SN.35.88. Puṇṇasutta ("With Puṇṇa")

Saṁyutta Nikāya ("The Linked Discourses")

And then Venerable Puṇṇa went up to the Buddha, bowed, sat down to one side, and said to him:

“Sir, may the Buddha please teach me Dhamma in brief. When I’ve heard it, I’ll live alone, withdrawn, diligent, keen, and resolute.”

“Puṇṇa, there are sights known by the eye that are likable, desirable, agreeable, pleasant, sensual, and arousing. If a mendicant approves, welcomes, and keeps clinging to them, this gives rise to relishing. Relishing is the origin of suffering, I say.

There are sounds … smells … tastes … touches … There are thoughts known by the mind that are likable, desirable, agreeable, pleasant, sensual, and arousing. If a mendicant approves, welcomes, and keeps clinging to them, this gives rise to relishing. Relishing is the origin of suffering, I say.

There are sights known by the eye that are likable, desirable, agreeable, pleasant, sensual, and arousing. If a mendicant doesn’t approve, welcome, and keep clinging to them, relishing ceases. When relishing ceases, suffering ceases, I say. …

There are thoughts known by the mind that are likable, desirable, agreeable, pleasant, sensual, and arousing. If a mendicant doesn’t approve, welcome, and keep clinging to them, relishing ceases.
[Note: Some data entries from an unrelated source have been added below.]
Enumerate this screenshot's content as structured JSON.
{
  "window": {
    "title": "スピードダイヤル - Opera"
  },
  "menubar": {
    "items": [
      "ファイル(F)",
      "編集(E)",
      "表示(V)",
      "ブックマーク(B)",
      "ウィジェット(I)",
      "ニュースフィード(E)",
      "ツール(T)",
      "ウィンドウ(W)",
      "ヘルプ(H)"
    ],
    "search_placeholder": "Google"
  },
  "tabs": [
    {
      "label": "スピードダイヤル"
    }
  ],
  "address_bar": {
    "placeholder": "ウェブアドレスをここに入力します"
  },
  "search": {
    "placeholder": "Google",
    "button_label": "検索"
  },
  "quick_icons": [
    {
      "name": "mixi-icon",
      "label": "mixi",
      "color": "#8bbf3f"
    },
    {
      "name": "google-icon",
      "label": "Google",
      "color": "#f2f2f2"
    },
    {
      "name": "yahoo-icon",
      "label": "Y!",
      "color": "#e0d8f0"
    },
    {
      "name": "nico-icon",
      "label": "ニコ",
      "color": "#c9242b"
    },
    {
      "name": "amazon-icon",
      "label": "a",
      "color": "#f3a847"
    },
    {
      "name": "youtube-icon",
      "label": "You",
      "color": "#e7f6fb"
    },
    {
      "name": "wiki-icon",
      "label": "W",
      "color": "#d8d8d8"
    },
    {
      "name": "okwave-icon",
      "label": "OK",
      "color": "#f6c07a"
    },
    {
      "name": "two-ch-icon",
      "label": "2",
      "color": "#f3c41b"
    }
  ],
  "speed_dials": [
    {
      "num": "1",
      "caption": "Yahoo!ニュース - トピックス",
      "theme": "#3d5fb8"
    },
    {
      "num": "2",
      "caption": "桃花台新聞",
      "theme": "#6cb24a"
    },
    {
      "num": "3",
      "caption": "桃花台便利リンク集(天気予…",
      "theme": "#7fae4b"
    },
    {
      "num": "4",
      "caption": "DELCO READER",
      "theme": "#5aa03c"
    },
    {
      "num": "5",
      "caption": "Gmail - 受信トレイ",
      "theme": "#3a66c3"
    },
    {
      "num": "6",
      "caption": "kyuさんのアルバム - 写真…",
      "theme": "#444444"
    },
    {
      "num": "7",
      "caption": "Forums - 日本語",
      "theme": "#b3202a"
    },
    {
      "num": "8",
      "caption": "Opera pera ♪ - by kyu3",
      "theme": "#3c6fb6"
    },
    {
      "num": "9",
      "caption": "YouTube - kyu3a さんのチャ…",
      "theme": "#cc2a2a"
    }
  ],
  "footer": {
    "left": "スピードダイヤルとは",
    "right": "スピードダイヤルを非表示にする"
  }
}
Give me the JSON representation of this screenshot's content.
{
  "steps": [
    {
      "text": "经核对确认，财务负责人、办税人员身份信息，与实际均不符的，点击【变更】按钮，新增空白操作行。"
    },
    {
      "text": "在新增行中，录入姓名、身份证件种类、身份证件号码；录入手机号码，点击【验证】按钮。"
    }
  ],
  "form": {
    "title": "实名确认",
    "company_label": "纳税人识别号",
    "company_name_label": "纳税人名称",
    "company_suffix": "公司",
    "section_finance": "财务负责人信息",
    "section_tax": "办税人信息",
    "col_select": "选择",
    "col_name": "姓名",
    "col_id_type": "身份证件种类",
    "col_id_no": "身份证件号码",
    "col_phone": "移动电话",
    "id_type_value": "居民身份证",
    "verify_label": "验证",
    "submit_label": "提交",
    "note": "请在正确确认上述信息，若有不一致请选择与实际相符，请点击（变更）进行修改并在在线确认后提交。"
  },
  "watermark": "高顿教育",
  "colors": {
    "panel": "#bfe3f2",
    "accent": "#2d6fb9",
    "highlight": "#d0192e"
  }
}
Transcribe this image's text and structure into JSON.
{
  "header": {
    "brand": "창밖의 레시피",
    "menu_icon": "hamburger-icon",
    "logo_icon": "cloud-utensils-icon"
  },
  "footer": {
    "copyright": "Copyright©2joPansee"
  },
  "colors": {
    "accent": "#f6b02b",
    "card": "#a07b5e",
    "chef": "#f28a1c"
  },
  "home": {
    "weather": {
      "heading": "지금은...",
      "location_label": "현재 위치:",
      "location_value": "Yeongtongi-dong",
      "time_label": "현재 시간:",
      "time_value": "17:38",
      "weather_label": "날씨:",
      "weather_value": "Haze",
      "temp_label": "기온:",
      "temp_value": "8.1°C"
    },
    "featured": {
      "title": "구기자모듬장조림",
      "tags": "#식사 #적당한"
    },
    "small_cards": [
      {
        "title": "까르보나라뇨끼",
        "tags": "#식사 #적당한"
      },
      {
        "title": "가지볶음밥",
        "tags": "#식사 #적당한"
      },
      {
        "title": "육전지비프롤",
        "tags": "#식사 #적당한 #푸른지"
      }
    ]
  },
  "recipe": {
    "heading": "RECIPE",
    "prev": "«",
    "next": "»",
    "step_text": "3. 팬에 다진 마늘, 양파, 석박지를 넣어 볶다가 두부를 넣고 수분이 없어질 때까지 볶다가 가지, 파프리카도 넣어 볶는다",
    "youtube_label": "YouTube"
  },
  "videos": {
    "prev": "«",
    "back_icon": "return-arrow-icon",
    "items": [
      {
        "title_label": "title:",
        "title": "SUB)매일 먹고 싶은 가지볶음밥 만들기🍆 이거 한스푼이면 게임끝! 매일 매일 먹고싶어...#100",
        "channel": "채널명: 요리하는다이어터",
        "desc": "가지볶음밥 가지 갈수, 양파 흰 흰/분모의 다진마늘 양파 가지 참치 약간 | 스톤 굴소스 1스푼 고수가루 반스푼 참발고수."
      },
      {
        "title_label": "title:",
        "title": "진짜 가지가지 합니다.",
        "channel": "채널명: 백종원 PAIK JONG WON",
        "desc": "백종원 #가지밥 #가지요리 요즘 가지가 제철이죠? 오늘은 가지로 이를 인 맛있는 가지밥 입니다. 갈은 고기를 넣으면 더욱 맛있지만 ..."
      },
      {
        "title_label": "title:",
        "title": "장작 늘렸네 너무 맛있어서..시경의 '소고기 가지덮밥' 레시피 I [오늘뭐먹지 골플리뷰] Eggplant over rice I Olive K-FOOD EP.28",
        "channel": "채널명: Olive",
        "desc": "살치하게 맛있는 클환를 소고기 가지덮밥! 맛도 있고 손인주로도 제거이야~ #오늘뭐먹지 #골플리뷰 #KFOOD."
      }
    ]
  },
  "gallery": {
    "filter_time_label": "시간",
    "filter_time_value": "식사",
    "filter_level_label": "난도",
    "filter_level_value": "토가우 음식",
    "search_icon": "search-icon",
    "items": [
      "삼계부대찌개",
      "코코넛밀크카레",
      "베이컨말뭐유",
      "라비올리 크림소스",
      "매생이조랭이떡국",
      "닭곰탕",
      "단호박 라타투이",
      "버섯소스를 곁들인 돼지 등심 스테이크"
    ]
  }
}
When relishing ceases, suffering ceases, I say.

Puṇṇa, now that I’ve given you this brief advice, what country will you live in?”

“Sir, there’s a country called Sunāparanta; I will live there.”

“The people of Sunāparanta are wild and rough, Puṇṇa. If they abuse and insult you, what will you think of them?”

“If they abuse and insult me, I will think: ‘These people of Sunāparanta are gracious, truly gracious, since they don’t hit me with their fists.’ That’s what I’ll think, Blessed One. That’s what I’ll think, Holy One.”

“But if they do hit you with their fists, what will you think of them then?”

“If they hit me with their fists, I’ll think: ‘These people of Sunāparanta are gracious, truly gracious, since they don’t throw stones at me.’ That’s what I’ll think, Blessed One. That’s what I’ll think, Holy One.”

“But if they do throw stones at you, what will you think of them then?”

“If they throw stones at me, I’ll think: ‘These people of Sunāparanta are gracious, truly gracious, since they don’t beat me with a club.’ That’s what I’ll think, Blessed One. That’s what I’ll think, Holy One.”

“But if they do beat you with a club, what will you think of them then?”

“If they beat me with a club, I’ll think: ‘These people of Sunāparanta are gracious, truly gracious, since they don’t stab me with a knife.’ That’s what I’ll think, Blessed One. That’s what I’ll think, Holy One.”

“But if they do stab you with a knife, what will you think of them then?”

“If they stab me with a knife, I’ll think: ‘These people of Sunāparanta are gracious, truly gracious, since they don’t take my life with a sharp knife.’ That’s what I’ll think, Blessed One. That’s what I’ll think, Holy One.”

“But if they do take your life with a sharp knife, what will you think of them then?”

“If they take my life with a sharp knife, I’ll think: ‘There are disciples of the Buddha who looked for someone to assist with slitting their wrists because they were horrified, repelled, and disgusted with the body and with life. And I have found this without looking!’ That’s what I’ll think, Blessed One. That’s what I’ll think, Holy One.”

“Good, good Puṇṇa! Having such self-control and peacefulness, you will be quite capable of living in Sunāparanta. Now, Puṇṇa, go at your convenience.”

And then Puṇṇa welcomed and agreed with the Buddha’s words. He got up from his seat, bowed, and respectfully circled the Buddha, keeping him on his right. Then he set his lodgings in order and, taking his bowl and robe, set out for Sunāparanta.

Traveling stage by stage, he arrived at Sunāparanta, and stayed there. Within that rainy season he confirmed around five hundred male and five hundred female lay followers. And within that same rainy season he realized the three knowledges. And within that same rainy season he became completely extinguished.

Then several mendicants went up to the Buddha … and asked him, “Sir, the gentleman named Puṇṇa, who was advised in brief by the Buddha, has passed away. Where has he been reborn in his next life?”

“Mendicants, Puṇṇa was astute. He practiced in line with the teachings, and did not trouble me about the teachings. Puṇṇa has become completely extinguished.”

Subscribe to The Empty Robot

Get the latest posts delivered right to your inbox



Spread the word: